It’s not over, not by a longshot it merely means that I’ve handed in my first draft and I’m currently awaiting my supervisor to send me her notes. Once I receive her notes, I then have to work on draft number two which has a deadline of the 12 March. The same process happens that she’ll send me her notes and the third draft is submitted in May alongside a 3000 word report.
As if that wasn’t enough, I’ve been writing my first stage play since October. I say first, it’s not really my first stage play, but it’s the first one that I’ve finished. I’m going to write a separate blog about this, because I really am quite excited about this piece of writing. They say that you’re only as good as your last project, I hope this project gets good feedback at its rehearsed reading next week.
Finally, did I mention that I’ve also been volunteering at my local community radio station?
What started out as me just going along to a session to try and find out about writing scripts for them has turned into me being trained as a presenter, presenting on three live shows and I also wrote them a 60 minute radio play which was broadcast over the festive period.
Having written all that down in this entry, add to that that I work 40+ hours per sat
week in my day job, match report for an ice hockey team at weekends and try and find time to be a mother and wife……well no wonder the blog has been abandoned somewhat.
I only have one regret about all of the above. Why didn’t I do all these exciting things that make me feel inspired and proud of myself ten/fifteen years ago when I was much younger.
In my case youth was definitely wasted on the young.
A mascot is : A person or thing that is supposed to bring good luck or that is used to symbolize a particular event or organization.
One thing I enjoy about taking part in the #wpad challenge is that some of the prompts make me start to think about things in a different manner.
I’ve never contemplated having a writing mascot before; does a bottle of wine count as one? Because when that bottle is by the side of my laptop and I’ve consumed a glass or two then for some bizarre reason my fingers and brain come alive. I guess the alcohol from the bottle symbolizes a sudden rush of creativity – therefore would be classed as a mascot?
Maybe not then.
It’s something I will definitely consider for the future. It’ll also be a good excuse to trawl through the writer websites which I adore but never purchase from such as
As I embark on my final masters project in September which will hopefully produce not only two exciting episodes of television, a calling card script and some confidence in my ability.
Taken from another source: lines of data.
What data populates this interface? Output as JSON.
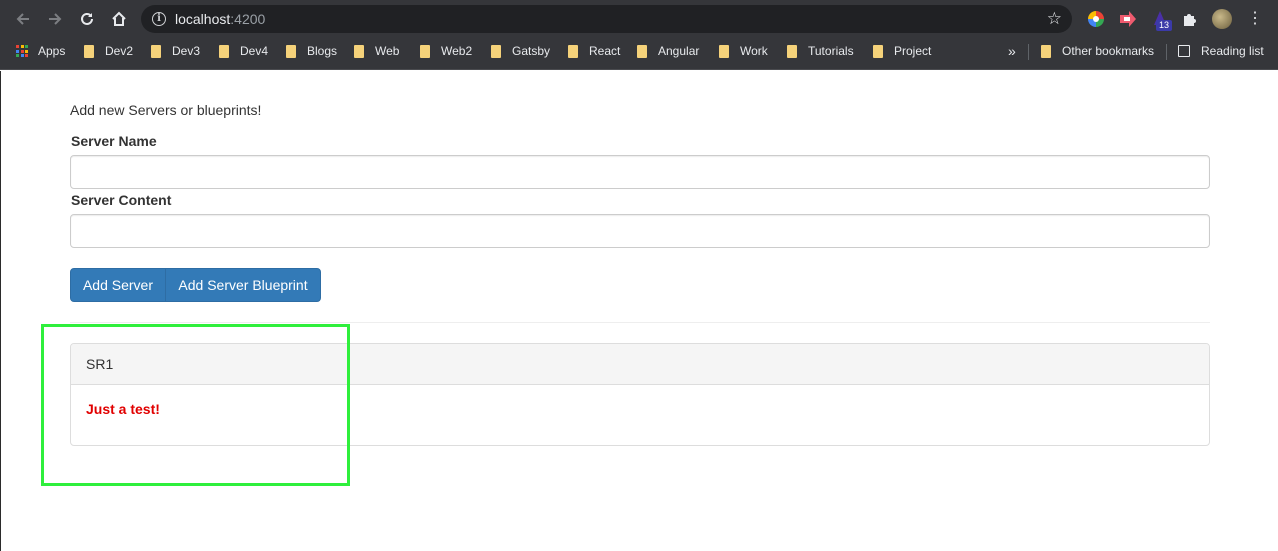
{
  "browser": {
    "url_host": "localhost",
    "url_port": ":4200",
    "extension_badge": "13"
  },
  "bookmarks": {
    "apps_label": "Apps",
    "items": [
      "Dev2",
      "Dev3",
      "Dev4",
      "Blogs",
      "Web",
      "Web2",
      "Gatsby",
      "React",
      "Angular",
      "Work",
      "Tutorials",
      "Project"
    ],
    "overflow_label": "»",
    "other_label": "Other bookmarks",
    "reading_list_label": "Reading list"
  },
  "page": {
    "intro": "Add new Servers or blueprints!",
    "server_name_label": "Server Name",
    "server_name_value": "",
    "server_content_label": "Server Content",
    "server_content_value": "",
    "add_server_label": "Add Server",
    "add_blueprint_label": "Add Server Blueprint",
    "server": {
      "name": "SR1",
      "content": "Just a test!"
    }
  },
  "colors": {
    "primary": "#337ab7",
    "content_text": "#e10000",
    "highlight": "#2fef3c"
  }
}
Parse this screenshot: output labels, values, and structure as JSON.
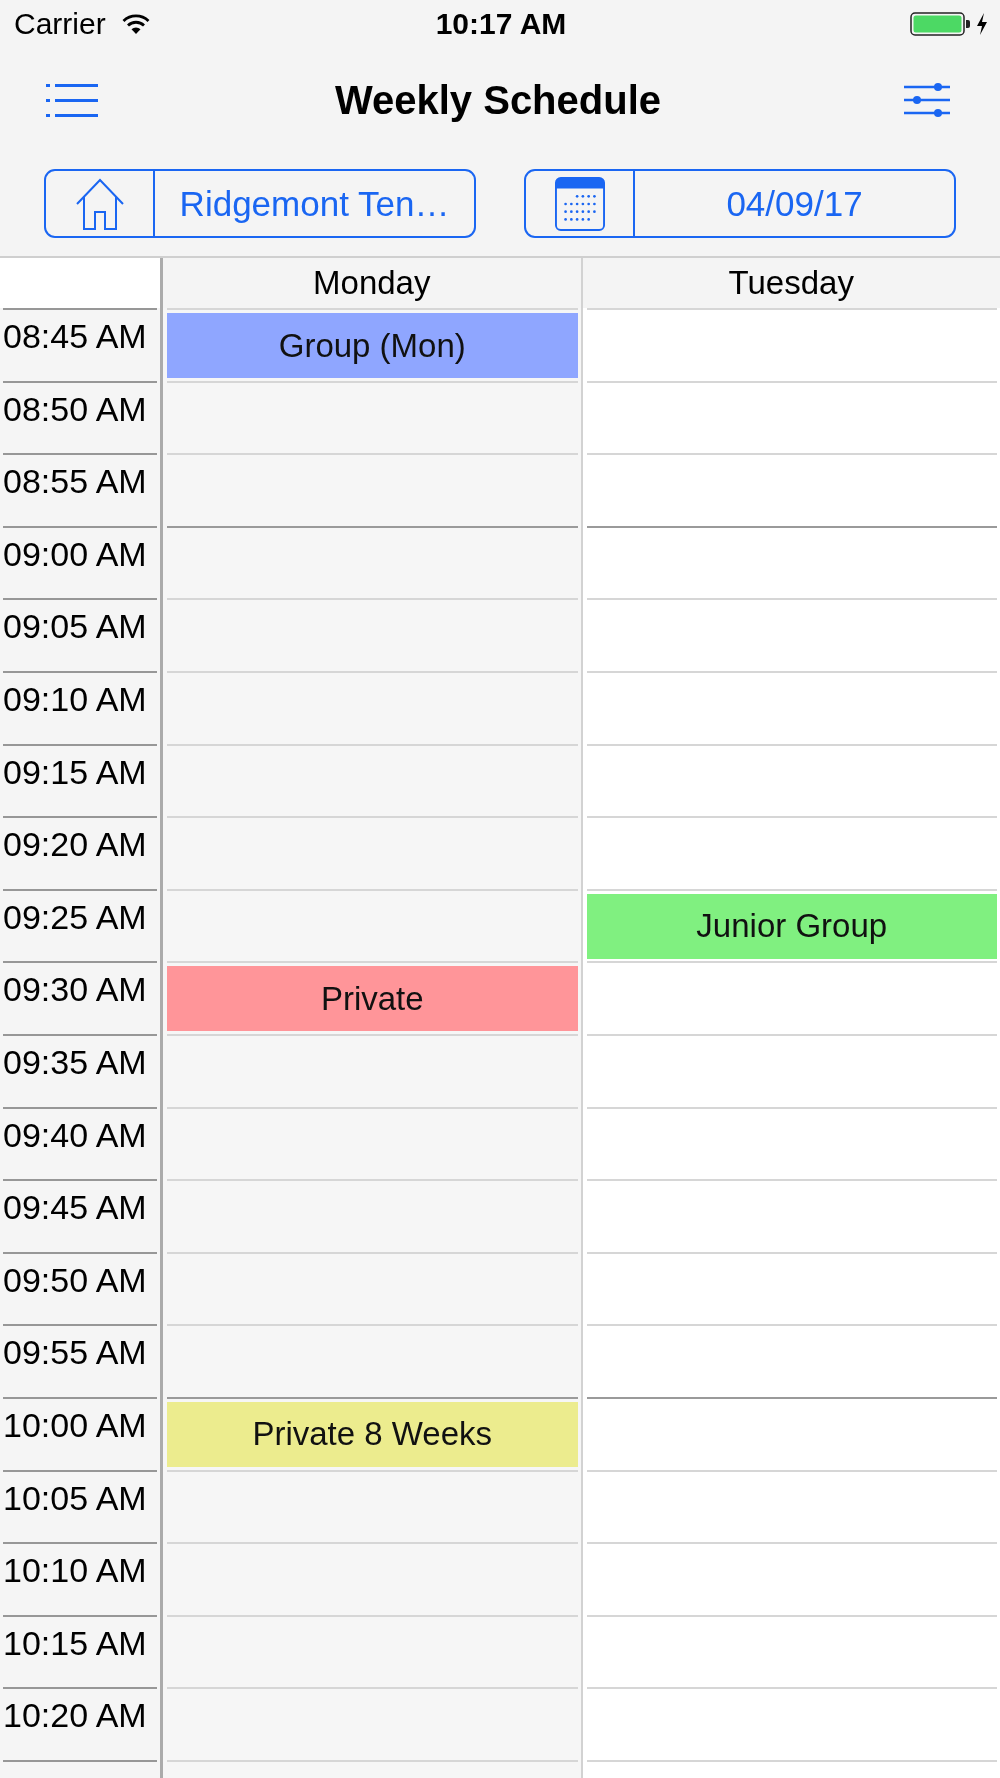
{
  "status_bar": {
    "carrier": "Carrier",
    "time": "10:17 AM"
  },
  "nav_bar": {
    "title": "Weekly Schedule"
  },
  "selectors": [
    {
      "kind": "location",
      "value": "Ridgemont Ten…"
    },
    {
      "kind": "date",
      "value": "04/09/17"
    }
  ],
  "schedule": {
    "days": [
      {
        "name": "Monday"
      },
      {
        "name": "Tuesday"
      }
    ],
    "rows": [
      {
        "time": "08:45 AM",
        "kind": "minor",
        "cells": [
          {
            "kind": "event",
            "title": "Group (Mon)",
            "color": "#8fa6ff"
          },
          {
            "kind": "free"
          }
        ]
      },
      {
        "time": "08:50 AM",
        "kind": "minor",
        "cells": [
          {
            "kind": "free"
          },
          {
            "kind": "free"
          }
        ]
      },
      {
        "time": "08:55 AM",
        "kind": "minor",
        "cells": [
          {
            "kind": "free"
          },
          {
            "kind": "free"
          }
        ]
      },
      {
        "time": "09:00 AM",
        "kind": "hour",
        "cells": [
          {
            "kind": "free"
          },
          {
            "kind": "free"
          }
        ]
      },
      {
        "time": "09:05 AM",
        "kind": "minor",
        "cells": [
          {
            "kind": "free"
          },
          {
            "kind": "free"
          }
        ]
      },
      {
        "time": "09:10 AM",
        "kind": "minor",
        "cells": [
          {
            "kind": "free"
          },
          {
            "kind": "free"
          }
        ]
      },
      {
        "time": "09:15 AM",
        "kind": "minor",
        "cells": [
          {
            "kind": "free"
          },
          {
            "kind": "free"
          }
        ]
      },
      {
        "time": "09:20 AM",
        "kind": "minor",
        "cells": [
          {
            "kind": "free"
          },
          {
            "kind": "free"
          }
        ]
      },
      {
        "time": "09:25 AM",
        "kind": "minor",
        "cells": [
          {
            "kind": "free"
          },
          {
            "kind": "event",
            "title": "Junior Group",
            "color": "#80f080"
          }
        ]
      },
      {
        "time": "09:30 AM",
        "kind": "minor",
        "cells": [
          {
            "kind": "event",
            "title": "Private",
            "color": "#ff9599"
          },
          {
            "kind": "free"
          }
        ]
      },
      {
        "time": "09:35 AM",
        "kind": "minor",
        "cells": [
          {
            "kind": "free"
          },
          {
            "kind": "free"
          }
        ]
      },
      {
        "time": "09:40 AM",
        "kind": "minor",
        "cells": [
          {
            "kind": "free"
          },
          {
            "kind": "free"
          }
        ]
      },
      {
        "time": "09:45 AM",
        "kind": "minor",
        "cells": [
          {
            "kind": "free"
          },
          {
            "kind": "free"
          }
        ]
      },
      {
        "time": "09:50 AM",
        "kind": "minor",
        "cells": [
          {
            "kind": "free"
          },
          {
            "kind": "free"
          }
        ]
      },
      {
        "time": "09:55 AM",
        "kind": "minor",
        "cells": [
          {
            "kind": "free"
          },
          {
            "kind": "free"
          }
        ]
      },
      {
        "time": "10:00 AM",
        "kind": "hour",
        "cells": [
          {
            "kind": "event",
            "title": "Private 8 Weeks",
            "color": "#ecec8e"
          },
          {
            "kind": "free"
          }
        ]
      },
      {
        "time": "10:05 AM",
        "kind": "minor",
        "cells": [
          {
            "kind": "free"
          },
          {
            "kind": "free"
          }
        ]
      },
      {
        "time": "10:10 AM",
        "kind": "minor",
        "cells": [
          {
            "kind": "free"
          },
          {
            "kind": "free"
          }
        ]
      },
      {
        "time": "10:15 AM",
        "kind": "minor",
        "cells": [
          {
            "kind": "free"
          },
          {
            "kind": "free"
          }
        ]
      },
      {
        "time": "10:20 AM",
        "kind": "minor",
        "cells": [
          {
            "kind": "free"
          },
          {
            "kind": "free"
          }
        ]
      },
      {
        "kind": "minor",
        "cells": [
          {
            "kind": "free"
          },
          {
            "kind": "free"
          }
        ]
      }
    ]
  }
}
Perhaps it would be a worthwhile investment in purchasing a writing mascot that accompany me to my graduation ceremony if I pass the script-writing degree.
This is a post for http://www.writesofluid.com blog writing challenge. One blog post a day for all of July.